Whether or not any of that is or is not true is beside the point (at least for socio-quasi-religious dynamics).  What seems clear is that the media and many celebrities are exploring roles as a secular-moral voices to an extent not hitherto done.  For example, cosmopolitan dogma on immigration, like almost another reactionary political position, is framed in moral terms rather than rational (homo-economicus) terms.

Preaching recreates the methodist exhortation well.  The intent isn't to explain a systemic philosophy, it is to exhort people toward certain classes of thought or action.Now, can't all moral speech be classified as exhortation?  Perhaps.  What's interesting though is the role the speech taker is occupying.

Tribal religious leaders have a functional evolutionary role as societal coherers.  This is most easily accomplished through supernaturally enhanced Big Brothers.  A Psychosocial definition of Shamans highlight some interesting parallels (you just have to remove the supernatural elements and replace them with middle-counter-intuitive secularism).
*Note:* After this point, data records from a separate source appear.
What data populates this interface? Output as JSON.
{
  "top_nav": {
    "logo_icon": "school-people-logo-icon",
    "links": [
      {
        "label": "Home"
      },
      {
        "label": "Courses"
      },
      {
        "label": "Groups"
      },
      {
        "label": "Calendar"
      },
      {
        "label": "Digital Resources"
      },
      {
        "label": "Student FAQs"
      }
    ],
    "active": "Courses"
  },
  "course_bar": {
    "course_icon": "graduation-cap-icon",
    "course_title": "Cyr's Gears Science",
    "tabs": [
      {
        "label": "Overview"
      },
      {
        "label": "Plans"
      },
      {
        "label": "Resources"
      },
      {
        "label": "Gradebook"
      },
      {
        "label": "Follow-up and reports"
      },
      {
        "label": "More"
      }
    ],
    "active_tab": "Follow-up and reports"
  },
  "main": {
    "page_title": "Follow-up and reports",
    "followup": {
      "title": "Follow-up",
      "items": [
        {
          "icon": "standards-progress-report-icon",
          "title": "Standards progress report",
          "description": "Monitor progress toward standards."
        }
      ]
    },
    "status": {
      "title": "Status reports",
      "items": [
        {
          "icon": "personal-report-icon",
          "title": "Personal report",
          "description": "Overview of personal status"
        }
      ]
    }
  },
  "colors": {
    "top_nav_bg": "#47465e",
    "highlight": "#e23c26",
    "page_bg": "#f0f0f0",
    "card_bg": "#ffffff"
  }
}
The basic idea is that Shamans represent a interface between people and the supernatural.  One view is that Shamans represents the distress experienced by  the shaman's patrons.  Shamans use dramatizations to direct the feelings of their patrons and resolve social tension.  The shaman helps patrons appreciate symbols that address, interpret and contribute to the resolution of their most pressing problems and conflicts.

One way this happens is by helping people organize their feelings and find representational outlets.  They also personify the social tensions and patterns people are under.  Performance is a key aspect of the technical definition of Shamanism.  Perhaps this is a necessary part of this cognitive group-psychology well, perhaps it isn't.  The key distinguishing feature between Shamanism and standard prophetic roles lies in the physicality of action and depth of  spiritual trance.
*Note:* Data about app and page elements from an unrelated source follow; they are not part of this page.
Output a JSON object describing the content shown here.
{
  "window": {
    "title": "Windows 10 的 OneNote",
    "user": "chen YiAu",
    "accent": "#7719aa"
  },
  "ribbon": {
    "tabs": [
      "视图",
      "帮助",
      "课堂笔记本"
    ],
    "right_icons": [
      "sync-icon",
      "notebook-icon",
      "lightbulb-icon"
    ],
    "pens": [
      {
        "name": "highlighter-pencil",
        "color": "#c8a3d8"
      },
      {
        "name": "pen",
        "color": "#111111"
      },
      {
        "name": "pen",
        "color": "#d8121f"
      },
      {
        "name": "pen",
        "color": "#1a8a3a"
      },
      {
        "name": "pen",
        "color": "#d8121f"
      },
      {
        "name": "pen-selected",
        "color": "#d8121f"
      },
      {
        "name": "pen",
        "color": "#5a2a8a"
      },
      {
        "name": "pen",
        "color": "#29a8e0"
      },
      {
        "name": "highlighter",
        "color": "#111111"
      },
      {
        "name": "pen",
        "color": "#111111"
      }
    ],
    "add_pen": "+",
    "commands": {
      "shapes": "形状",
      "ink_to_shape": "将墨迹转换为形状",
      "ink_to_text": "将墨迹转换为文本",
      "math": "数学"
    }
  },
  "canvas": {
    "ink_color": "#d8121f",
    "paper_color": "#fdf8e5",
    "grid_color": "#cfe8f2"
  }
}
"In America, for example, revivalists and evangelical preachers have held great appeal for many people from the seventeenth century to the present day.  The compelling power of these preachers is in large part the result of their ability to dramatically embody the emotional problems and social tensions besetting their patrons," (Porterfield, 1987, p. 729).

So my best guess on what we're seeing with the mainstream media and celebrities like Streep is an unwitting progression into the socio-cognitive well of Shamanistic exhortation.  Clearly this role is strongly mediated by the removal of supernatural elements.  But the key is that these elites are trying to represent the socio-cognitive tension many people are now experiencing under a Trump presidency and electoral rejection of social progressivist tenets.  Expression comes out in physical acts: content and fact don't matter as much as "getting the point across".  This is clearly a post-truth landscape.  This is clearly scary.
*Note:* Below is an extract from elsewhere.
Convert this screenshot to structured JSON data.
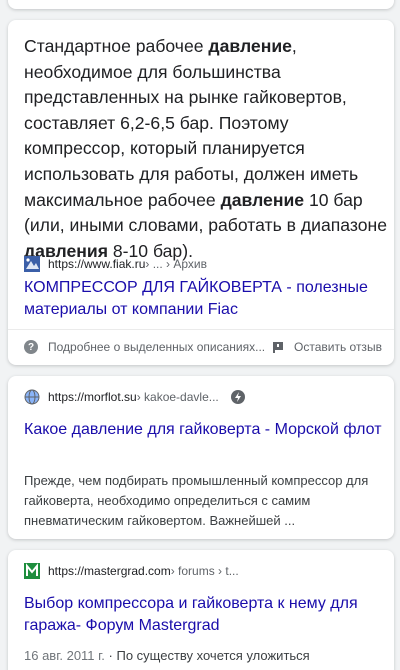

From a multi-level selection lens, we're seeing competition amongst elites fall into the traditional bifurcation of formal and informal power expression.  This nouveau priest/shaman class is evolving into informal power expression.

This makes sense.  Celebrities, especially actors, have a ready vehicle on hand to shape people's thinking.  People listing due to prestige bias and perceptual landscape transformation.  See enough movies portraying gun ownership as bad, and you'll be tempted to think of it as a de-facto social norm.  Once speech clearly resonates around said morality and the resonances become hard to ignore.  They polarize.

I suspect one of the keys for people to remember is that religion generally does not look like the systemic theology people often take for granted.  Religion and religious actors have a functional well which resolves around social coherence.  Highly rational systemic approaches are merely one of many solutions for social coherence (which, like Christianity and Islam, happens to be optimized for expansion to out-groups).  Tribal religion is fine with population binormalization.  In fact, it is optimized to separate in-groups from out-groups via focus on over-arching highly implicit moral dogmas and memes.